Play Live Radio
Next Up:
Available On Air Stations
Politics & Government

Allegheny County Council approves 2022 budget, avoiding property tax hike for 10th year in a row

Margaret J. Krauss
90.5 WESA
The 15-member Allegheny County Council voted nearly unanimously to pass operating and capital budgets proposed by County Executive Rich Fitzgerald for 2022. Democrat Bethany Hallam abstained because, she said, the public should have had more input during the budget approval process.

Allegheny County Council gave its blessing Tuesday to County Executive Rich Fitzgerald’s proposed budgets for 2022, marking the 10th consecutive year without an increase in the property tax millage rate.

The operating budget represents a roughly 3% increase in expenditures over the pre-pandemic budget for 2020. Fitzgerald has said that federal coronavirus aid from the American Rescue Plan will help to offset new costs and make up for substantial revenue losses related to COVID-19.

“These past two years have been unprecedented as the pandemic impacted the health of county residents, as well as the county’s finances," Fitzgerald said in a statement following the council's budget vote. "We would not have been able to recover financially while also investing in our community and its residents were it not for federal funding, and the continued support of county council."

The federal coronavirus relief will allow the county to return to pre-pandemic staffing levels and operations, county officials said when Fitzgerald unveiled his spending plan in October.

Council voted nearly unanimously Tuesday to approve Fitzgerald’s operating and capital budgets. Democrat Bethany Hallam was the only councilor to withhold support for both proposals. She instead abstained, saying that Fitzgerald’s administration and county council members should have solicited more public input during the budget approval process.

Under the $990.6 million operating budget, the county health department will receive more than $446,000 in new funding to expand its health laboratory services throughout western Pennsylvania.

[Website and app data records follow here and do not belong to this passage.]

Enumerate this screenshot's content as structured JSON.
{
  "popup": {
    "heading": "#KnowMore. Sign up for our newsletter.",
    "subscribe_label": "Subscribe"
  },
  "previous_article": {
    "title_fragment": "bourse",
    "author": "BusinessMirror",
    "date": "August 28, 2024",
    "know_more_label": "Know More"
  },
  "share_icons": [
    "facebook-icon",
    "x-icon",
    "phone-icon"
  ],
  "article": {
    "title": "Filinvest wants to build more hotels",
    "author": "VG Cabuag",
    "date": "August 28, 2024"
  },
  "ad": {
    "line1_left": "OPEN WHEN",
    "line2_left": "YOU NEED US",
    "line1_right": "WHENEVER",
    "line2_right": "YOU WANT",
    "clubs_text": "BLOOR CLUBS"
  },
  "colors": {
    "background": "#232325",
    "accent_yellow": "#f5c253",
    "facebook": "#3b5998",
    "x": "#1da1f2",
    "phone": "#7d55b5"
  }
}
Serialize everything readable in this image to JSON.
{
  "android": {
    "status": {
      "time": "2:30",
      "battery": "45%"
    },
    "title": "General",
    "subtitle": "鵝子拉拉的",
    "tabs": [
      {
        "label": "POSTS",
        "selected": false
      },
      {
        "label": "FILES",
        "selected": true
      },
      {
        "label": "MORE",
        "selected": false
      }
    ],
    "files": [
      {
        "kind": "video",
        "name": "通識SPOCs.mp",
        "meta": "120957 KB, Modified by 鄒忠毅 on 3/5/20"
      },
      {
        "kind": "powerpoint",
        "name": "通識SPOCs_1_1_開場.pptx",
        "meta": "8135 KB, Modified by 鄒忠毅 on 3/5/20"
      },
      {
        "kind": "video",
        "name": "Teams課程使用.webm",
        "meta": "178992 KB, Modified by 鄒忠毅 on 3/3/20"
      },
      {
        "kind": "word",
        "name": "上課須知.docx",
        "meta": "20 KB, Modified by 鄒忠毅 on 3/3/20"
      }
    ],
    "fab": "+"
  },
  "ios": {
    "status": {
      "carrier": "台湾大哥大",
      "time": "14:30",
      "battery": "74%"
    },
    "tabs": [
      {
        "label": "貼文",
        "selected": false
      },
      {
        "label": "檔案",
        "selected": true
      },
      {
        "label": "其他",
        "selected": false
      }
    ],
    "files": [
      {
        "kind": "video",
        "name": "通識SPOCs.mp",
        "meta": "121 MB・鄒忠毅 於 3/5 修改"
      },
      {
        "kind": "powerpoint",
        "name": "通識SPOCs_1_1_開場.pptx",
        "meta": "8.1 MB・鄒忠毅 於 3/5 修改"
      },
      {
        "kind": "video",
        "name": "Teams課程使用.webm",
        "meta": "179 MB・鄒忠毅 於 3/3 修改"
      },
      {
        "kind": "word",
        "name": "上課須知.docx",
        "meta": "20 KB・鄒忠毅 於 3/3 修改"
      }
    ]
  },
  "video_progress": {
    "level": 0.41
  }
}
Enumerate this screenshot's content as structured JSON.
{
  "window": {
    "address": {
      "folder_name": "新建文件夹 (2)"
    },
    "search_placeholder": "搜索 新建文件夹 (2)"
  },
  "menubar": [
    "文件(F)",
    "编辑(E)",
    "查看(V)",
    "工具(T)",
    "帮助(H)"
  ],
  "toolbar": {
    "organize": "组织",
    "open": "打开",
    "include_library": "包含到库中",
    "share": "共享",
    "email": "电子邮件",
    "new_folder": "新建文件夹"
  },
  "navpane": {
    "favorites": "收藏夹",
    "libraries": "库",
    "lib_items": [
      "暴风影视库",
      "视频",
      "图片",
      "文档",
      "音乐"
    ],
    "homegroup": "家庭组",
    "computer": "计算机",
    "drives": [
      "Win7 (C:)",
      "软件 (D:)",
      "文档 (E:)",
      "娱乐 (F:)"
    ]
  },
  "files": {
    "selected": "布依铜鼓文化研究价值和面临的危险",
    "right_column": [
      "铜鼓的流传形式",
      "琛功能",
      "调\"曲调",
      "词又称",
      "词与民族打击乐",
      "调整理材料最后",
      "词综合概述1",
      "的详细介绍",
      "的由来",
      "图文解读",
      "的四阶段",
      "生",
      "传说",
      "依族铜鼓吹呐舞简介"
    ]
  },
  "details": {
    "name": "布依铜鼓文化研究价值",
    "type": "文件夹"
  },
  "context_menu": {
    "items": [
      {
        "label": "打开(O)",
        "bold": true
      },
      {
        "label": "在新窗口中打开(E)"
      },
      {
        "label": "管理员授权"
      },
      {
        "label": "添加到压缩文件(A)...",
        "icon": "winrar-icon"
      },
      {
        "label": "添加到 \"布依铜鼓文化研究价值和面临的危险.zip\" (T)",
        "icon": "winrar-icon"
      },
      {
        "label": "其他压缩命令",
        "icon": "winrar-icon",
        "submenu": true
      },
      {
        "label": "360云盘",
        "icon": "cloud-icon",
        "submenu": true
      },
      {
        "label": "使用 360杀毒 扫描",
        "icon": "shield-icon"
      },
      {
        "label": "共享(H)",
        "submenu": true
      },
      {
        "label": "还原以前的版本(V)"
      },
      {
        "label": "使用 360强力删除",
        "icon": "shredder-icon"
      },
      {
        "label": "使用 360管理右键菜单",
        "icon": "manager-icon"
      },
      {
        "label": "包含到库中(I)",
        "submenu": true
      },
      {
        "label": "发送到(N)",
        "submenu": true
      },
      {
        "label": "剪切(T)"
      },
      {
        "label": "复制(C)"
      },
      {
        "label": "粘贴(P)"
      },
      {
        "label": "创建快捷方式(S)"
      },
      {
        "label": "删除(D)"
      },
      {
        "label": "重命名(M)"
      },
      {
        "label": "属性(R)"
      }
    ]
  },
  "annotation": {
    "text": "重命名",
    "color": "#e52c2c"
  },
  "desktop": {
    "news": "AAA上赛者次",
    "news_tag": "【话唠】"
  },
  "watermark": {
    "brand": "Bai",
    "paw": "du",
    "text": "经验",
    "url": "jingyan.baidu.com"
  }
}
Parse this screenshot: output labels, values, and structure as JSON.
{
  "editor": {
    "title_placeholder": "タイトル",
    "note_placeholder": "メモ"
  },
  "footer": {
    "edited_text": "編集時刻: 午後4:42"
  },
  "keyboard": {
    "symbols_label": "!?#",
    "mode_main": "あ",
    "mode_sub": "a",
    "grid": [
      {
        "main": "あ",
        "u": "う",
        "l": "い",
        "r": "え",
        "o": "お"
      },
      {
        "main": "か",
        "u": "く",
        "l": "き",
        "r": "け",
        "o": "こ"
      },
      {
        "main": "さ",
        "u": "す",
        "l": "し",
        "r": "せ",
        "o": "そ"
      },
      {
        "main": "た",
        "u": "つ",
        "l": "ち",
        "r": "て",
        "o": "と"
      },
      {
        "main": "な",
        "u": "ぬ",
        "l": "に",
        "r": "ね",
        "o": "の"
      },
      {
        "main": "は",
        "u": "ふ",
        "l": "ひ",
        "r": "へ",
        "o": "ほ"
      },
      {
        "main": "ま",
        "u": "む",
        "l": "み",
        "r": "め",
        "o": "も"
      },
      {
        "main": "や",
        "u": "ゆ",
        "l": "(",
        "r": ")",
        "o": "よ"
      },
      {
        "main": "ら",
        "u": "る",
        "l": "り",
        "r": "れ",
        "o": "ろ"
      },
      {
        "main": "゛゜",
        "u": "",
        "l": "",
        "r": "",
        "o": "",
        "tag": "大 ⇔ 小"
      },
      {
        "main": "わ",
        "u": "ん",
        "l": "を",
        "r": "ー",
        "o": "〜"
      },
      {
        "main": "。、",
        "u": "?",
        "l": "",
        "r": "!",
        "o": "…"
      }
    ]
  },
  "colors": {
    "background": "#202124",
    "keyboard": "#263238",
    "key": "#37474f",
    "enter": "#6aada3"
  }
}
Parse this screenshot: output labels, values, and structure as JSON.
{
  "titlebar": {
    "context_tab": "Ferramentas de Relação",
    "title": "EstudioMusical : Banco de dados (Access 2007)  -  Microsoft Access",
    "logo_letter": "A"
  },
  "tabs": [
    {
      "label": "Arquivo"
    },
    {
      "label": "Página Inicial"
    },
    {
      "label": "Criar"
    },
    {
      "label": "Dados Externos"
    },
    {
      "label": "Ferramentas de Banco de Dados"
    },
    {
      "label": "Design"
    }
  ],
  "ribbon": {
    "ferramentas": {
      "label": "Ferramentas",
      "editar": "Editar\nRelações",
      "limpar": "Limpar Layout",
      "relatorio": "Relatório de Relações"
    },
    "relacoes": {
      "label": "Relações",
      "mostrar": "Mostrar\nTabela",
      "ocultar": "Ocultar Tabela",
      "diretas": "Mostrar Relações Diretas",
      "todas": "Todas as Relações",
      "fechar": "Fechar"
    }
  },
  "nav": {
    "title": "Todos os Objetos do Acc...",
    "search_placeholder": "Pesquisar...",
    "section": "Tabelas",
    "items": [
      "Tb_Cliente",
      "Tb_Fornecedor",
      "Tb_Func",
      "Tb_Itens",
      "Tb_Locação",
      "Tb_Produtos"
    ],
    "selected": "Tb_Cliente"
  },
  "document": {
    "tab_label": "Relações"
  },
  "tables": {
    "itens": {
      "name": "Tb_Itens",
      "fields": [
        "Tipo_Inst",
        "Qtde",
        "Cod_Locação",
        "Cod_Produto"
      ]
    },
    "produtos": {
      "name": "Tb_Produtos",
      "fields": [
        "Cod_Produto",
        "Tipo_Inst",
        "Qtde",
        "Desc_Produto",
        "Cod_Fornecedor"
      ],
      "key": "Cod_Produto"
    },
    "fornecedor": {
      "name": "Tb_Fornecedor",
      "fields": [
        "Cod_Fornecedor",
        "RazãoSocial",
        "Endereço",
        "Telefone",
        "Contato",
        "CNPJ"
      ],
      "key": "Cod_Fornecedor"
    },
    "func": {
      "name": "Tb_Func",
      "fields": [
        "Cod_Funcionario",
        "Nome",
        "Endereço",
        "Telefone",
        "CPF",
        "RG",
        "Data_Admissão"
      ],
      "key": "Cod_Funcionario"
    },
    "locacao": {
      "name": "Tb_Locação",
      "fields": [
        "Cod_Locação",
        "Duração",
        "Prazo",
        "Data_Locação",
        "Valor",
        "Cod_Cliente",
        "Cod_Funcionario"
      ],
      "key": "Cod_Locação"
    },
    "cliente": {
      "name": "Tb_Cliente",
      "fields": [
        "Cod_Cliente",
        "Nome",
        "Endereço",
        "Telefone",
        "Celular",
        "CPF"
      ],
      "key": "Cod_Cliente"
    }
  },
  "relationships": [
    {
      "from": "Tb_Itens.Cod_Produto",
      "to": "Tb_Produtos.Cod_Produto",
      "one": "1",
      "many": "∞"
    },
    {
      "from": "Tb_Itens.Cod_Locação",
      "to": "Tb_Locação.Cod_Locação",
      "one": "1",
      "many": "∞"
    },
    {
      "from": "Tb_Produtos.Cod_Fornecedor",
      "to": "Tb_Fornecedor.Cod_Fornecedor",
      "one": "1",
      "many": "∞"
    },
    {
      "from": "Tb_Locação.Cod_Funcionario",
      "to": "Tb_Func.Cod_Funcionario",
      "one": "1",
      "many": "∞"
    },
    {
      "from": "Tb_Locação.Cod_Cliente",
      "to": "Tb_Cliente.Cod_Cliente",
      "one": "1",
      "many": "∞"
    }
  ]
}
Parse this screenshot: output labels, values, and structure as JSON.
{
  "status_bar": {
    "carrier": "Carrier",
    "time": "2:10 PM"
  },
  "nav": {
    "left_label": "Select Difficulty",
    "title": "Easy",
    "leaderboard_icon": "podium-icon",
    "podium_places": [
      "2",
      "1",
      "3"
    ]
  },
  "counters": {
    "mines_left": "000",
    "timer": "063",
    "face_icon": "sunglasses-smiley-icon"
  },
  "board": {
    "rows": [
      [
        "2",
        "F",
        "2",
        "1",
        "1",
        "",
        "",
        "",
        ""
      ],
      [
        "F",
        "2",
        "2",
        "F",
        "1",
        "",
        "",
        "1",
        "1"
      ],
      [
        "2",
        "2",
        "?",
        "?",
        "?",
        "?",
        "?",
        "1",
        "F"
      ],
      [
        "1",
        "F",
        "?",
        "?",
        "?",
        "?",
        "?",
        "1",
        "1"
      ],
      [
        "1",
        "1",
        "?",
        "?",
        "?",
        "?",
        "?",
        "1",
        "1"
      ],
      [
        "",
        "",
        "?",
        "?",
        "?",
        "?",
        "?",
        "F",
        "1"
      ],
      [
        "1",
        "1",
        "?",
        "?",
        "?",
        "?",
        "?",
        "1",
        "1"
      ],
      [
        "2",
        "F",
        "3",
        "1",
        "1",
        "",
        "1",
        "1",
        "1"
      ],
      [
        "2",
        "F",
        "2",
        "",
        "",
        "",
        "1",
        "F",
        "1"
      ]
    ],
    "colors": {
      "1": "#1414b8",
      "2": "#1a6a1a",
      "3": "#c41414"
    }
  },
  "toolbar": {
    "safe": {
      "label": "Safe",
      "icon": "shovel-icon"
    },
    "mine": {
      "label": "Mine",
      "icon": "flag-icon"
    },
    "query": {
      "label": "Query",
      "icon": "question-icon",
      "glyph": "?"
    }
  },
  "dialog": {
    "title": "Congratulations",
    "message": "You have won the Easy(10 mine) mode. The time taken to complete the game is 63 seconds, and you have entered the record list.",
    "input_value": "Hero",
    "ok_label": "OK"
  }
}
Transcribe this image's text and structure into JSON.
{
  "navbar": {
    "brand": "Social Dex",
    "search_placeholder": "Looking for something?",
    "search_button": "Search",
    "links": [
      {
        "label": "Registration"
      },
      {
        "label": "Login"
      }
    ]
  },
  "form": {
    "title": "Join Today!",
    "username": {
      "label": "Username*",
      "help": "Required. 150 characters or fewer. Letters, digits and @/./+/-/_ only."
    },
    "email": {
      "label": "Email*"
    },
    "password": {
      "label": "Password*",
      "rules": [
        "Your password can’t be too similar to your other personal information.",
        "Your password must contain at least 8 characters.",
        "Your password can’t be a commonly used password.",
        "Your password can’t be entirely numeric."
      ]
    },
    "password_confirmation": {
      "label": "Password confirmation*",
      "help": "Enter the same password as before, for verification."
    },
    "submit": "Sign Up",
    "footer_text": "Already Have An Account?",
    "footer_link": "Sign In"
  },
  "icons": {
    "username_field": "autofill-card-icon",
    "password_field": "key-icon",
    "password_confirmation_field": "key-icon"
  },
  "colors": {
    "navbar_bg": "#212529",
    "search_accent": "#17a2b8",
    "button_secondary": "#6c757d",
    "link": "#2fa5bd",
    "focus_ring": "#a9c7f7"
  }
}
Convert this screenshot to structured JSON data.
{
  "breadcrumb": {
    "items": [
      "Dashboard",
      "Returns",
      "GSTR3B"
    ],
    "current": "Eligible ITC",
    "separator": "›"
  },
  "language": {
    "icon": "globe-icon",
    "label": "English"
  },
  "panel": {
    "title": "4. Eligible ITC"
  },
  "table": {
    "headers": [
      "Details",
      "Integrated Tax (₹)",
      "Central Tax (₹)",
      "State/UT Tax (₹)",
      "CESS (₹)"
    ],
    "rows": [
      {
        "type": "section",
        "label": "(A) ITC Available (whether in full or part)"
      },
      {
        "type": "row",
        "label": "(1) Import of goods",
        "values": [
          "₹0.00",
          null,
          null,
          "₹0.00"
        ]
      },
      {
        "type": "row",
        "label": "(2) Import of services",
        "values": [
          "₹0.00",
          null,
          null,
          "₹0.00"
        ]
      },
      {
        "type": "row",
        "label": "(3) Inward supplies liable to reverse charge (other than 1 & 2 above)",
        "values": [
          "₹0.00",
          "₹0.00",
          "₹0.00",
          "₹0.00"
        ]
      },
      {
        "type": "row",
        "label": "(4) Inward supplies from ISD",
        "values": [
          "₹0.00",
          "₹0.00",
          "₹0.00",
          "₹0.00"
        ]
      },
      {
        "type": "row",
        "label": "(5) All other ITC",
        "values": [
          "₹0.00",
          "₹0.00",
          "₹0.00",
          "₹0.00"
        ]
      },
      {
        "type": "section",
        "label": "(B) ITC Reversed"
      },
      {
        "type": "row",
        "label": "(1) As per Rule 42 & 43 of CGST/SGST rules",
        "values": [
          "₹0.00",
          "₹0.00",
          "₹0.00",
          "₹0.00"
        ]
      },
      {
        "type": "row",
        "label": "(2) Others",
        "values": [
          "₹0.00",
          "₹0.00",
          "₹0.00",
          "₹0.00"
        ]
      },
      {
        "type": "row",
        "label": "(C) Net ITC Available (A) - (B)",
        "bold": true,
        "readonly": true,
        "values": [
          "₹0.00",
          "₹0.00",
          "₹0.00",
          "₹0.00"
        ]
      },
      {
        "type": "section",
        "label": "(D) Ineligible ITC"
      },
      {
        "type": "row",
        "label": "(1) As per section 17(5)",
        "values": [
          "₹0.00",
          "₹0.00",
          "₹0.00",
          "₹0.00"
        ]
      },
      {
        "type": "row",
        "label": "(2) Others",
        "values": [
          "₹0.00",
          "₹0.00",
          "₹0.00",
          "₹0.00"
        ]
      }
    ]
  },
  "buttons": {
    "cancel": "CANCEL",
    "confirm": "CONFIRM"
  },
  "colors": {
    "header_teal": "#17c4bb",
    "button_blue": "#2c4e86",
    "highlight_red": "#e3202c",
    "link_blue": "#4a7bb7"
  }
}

Meanwhile, spending at the county jail will jump by more than $12 million. Fitzgerald said in October that the money will help jail administrators to manage voter-approved restrictions on the use of solitary confinement, restraint chairs, leg shackles, and pepper spray.

The county public defender’s office will also get a $640,000 funding boost to hire seven new employees and enlarge its office space.

About $180 million in capital investments will finance 73 infrastructure and capital improvement projects. Some of the money will drive sustainability initiatives such as green parking solutions, the acquisition of electric vehicles for the county fleet, and net-zero parks projects, according to county officials.

Council on Tuesday also approved a nearly $336 million, or 24%, increase in spending linked to federal, state, and private agency grants. The $1.7 billion grants and special accounts budget includes money from the American Rescue Plan as well as funding for social services administered by the county’s Department of Human Services.